In Cuba, homes and cattle were swept away by flash flooding. Eleven deaths and about 300 injuries were attributed to the tropical cyclone. Damage in the country reached about $6 million. The storm brought strong winds to Florida, with a sustained wind speed of 122 mph (196 km/h) at Naval Air Station Key West. Heavy rainfall exceeding 9.5 in (240 mm) in Miami and three tornadoes also contributed to the damage in South Florida. Throughout the state, 674 homes were severely damaged or destroyed, while 45 other buildings were demolished. Overall, damage in Florida reached $5.5 million and there were no deaths, but 36 injuries, none of which were serious. In Bermuda, buildings were unroofed and the sides of some structures were knocked down. Electrical light wires and telephone lines were toppled across the island. Damage totaled over $1 million.

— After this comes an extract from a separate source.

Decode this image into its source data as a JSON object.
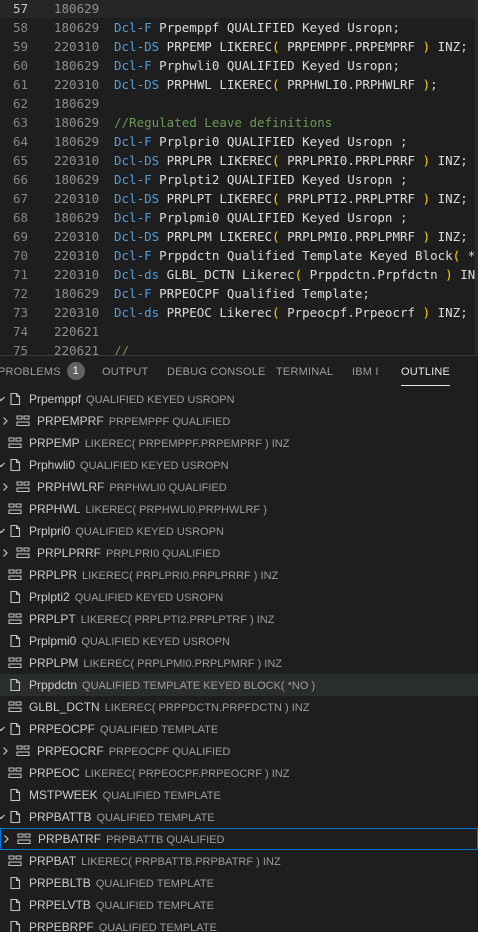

A tropical storm developed about midway between Bermuda and Puerto Rico on November 8. Designated as George by the Air Weather Service in real time, the storm moved quickly west-northwestward. Early on November 10, George is believed to have reached hurricane intensity after reconnaissance aircraft flights recorded a small area of winds ranging from 70 to 80 mph (110 to 130 km/h). Peaking as a Category 1 hurricane with maximum sustained winds of 75 mph (120 km/h) and a minimum barometric pressure of 990 mbar (29 inHg), George then curved north-northwestward. Later that day, the hurricane began to become disorganized and weakened to a tropical storm. Early on November 11, George degenerated into an area of disturbed weather while located about 195 mi (315 km) east of Virginia Beach, Virginia. As the hurricane threatened the coast of North Carolina on November 10, hurricane warnings were issued between Cape Lookout and Cape Hatteras.
In addition to the ten systems that became a tropical storm and the other tropical depression, there were a few tropical cyclones that failed to strengthen beyond tropical depression intensity. A weak broad low pressure area formerly associated with a trough developed into a tropical depression well northeast of the Lesser Antilles on April 15. A barometric pressure of 1,005 mbar (29.7 inHg) was observed that day. The depression moved northward and then became stationary by April 17, before degenerating into a trough on the next day. The next tropical depression developed from a northward moving tropical wave over the eastern Gulf of Mexico on July 31. Although the depression continued northward, it cannot be determined if the system made landfall in the Florida Panhandle before dissipating on August 2. Tampa recorded a 5-minute sustained wind speed of 34 mph (55 km/h) on July 31. By August 13, another tropical depression formed from area of disturbed weather well offshore the Mid-Atlantic. The system moved rapidly northeastward and became extratropical early on August 14. It may have been a tropical storm, based on barometric pressure of 995 mbar (29.4 inHg) observed by a ship shortly after extratropical transition. On September 16, a trough of low pressure developed into a tropical depression over the western Gulf of Mexico. Unfavorable conditions caused the depression to dissipated by the following day.